* WHAT IS NEEDED *
Work through the records below and copy every line that includes "Intensität".

BEGIN DATASET ENTRIES

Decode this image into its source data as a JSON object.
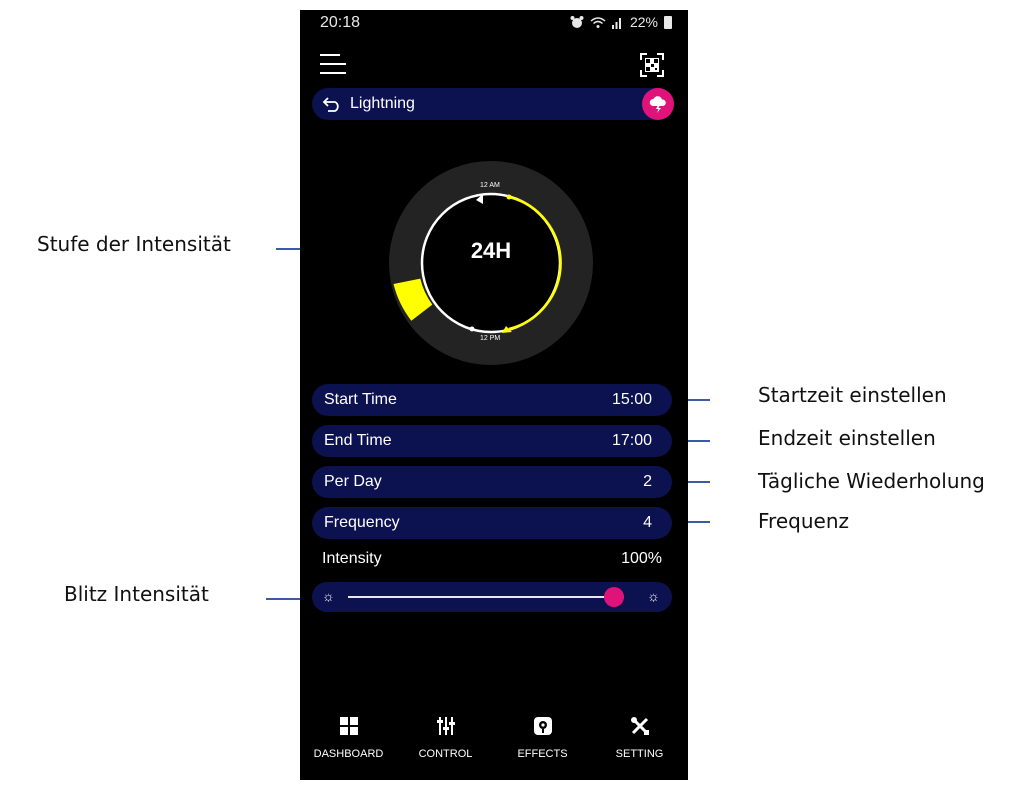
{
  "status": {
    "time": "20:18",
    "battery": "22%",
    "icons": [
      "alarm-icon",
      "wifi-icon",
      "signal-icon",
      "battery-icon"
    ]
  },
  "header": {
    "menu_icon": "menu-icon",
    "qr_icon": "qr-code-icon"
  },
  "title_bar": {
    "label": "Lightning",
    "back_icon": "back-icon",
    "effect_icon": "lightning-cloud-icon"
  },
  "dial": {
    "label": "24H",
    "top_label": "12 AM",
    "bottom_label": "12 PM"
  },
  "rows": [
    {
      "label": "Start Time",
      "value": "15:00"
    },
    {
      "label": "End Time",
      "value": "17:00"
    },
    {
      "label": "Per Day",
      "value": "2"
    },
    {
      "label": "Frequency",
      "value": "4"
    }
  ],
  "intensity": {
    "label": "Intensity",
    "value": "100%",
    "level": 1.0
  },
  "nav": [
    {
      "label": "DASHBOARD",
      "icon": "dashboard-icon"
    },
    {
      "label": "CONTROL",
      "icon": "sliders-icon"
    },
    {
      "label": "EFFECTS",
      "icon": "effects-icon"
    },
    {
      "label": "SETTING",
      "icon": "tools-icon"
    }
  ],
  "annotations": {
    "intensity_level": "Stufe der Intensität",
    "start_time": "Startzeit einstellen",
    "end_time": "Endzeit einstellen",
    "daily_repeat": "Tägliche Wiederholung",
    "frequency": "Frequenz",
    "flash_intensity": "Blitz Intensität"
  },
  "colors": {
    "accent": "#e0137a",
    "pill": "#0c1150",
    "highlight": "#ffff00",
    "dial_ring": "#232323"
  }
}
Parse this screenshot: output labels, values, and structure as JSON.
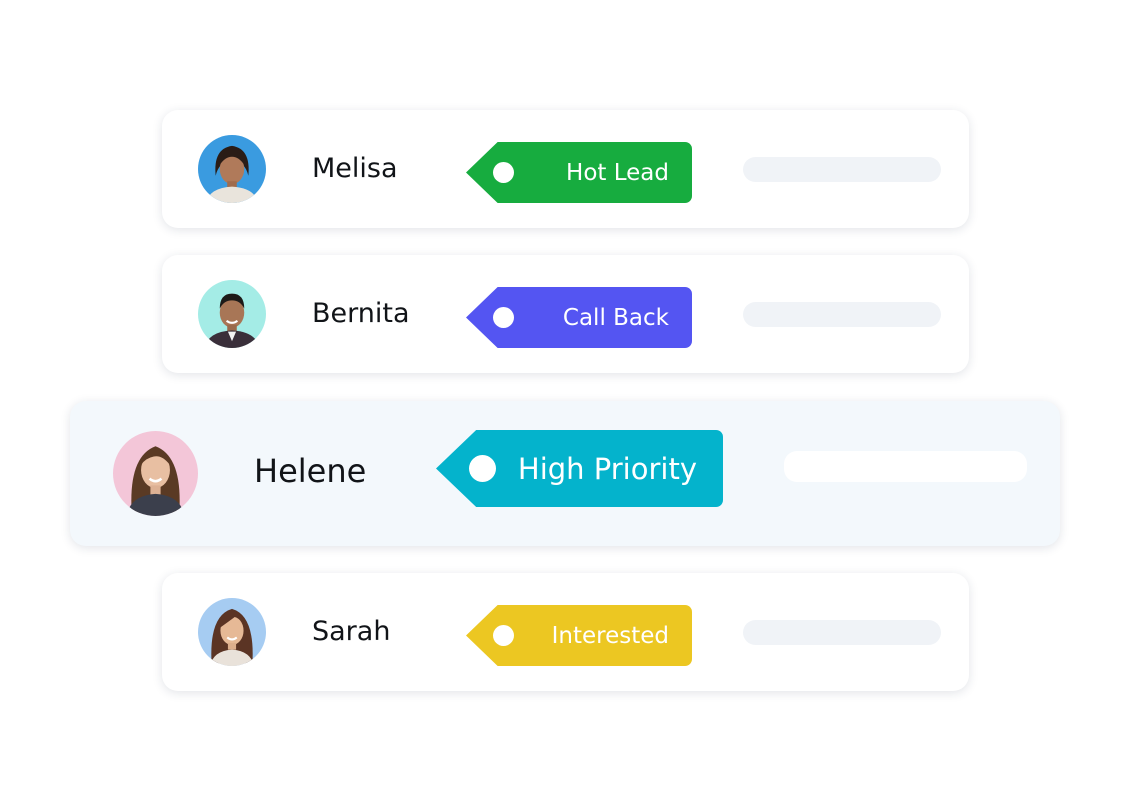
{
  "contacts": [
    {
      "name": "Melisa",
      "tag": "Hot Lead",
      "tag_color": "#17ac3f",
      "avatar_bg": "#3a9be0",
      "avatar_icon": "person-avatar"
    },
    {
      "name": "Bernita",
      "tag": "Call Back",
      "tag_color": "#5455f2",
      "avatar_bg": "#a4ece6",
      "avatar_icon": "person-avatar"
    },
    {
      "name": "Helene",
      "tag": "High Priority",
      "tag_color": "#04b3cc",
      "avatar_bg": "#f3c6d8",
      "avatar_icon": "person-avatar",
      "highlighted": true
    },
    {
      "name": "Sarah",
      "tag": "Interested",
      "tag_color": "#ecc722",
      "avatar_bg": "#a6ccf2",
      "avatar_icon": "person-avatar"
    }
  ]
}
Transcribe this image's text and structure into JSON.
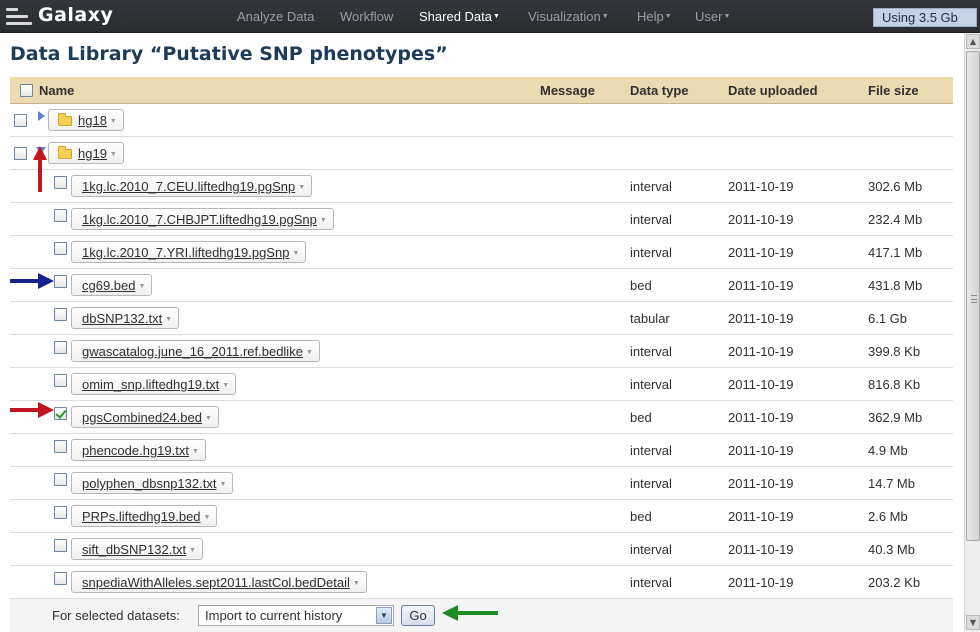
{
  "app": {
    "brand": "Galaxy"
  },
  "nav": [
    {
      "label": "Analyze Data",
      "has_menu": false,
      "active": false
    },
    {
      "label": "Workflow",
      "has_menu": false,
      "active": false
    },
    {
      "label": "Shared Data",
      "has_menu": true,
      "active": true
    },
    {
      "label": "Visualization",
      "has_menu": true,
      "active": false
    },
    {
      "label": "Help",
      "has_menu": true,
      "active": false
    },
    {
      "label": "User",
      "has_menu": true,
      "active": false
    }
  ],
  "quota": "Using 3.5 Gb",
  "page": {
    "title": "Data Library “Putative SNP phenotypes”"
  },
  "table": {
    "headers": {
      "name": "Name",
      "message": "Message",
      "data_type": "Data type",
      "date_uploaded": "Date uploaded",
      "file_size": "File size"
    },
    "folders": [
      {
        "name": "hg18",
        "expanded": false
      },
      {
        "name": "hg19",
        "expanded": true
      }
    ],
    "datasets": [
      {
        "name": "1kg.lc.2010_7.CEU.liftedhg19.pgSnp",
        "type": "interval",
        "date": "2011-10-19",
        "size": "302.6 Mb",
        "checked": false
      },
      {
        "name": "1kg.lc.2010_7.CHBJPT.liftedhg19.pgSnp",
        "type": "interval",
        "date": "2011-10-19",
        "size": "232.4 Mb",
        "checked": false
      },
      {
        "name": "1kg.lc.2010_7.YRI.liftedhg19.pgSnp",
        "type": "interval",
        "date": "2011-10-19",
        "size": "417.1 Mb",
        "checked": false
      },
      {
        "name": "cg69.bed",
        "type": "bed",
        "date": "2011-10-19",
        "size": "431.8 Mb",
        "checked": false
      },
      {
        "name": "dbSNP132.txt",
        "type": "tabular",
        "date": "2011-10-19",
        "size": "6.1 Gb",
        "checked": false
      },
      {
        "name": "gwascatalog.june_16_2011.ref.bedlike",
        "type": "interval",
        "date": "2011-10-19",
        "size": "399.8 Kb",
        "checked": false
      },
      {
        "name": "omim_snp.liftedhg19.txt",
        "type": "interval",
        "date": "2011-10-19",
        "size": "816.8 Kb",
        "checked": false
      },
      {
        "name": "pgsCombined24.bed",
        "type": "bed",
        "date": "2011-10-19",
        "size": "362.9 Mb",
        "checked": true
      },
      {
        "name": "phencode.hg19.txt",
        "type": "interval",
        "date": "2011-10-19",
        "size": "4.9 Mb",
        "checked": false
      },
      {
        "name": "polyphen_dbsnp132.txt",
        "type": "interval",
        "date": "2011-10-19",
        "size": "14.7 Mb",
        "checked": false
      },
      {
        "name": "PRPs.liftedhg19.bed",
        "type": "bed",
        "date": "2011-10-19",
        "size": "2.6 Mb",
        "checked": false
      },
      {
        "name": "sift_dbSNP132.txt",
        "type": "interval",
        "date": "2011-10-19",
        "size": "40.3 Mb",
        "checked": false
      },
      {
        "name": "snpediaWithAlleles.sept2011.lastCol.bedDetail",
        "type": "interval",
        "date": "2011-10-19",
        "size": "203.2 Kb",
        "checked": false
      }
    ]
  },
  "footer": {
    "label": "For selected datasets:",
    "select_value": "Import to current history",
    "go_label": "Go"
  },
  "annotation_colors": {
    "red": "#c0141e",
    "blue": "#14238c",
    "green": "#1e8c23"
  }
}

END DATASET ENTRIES

* ANSWER TO THE EXERCISE *
    "intensity_level": "Stufe der Intensität",
    "flash_intensity": "Blitz Intensität"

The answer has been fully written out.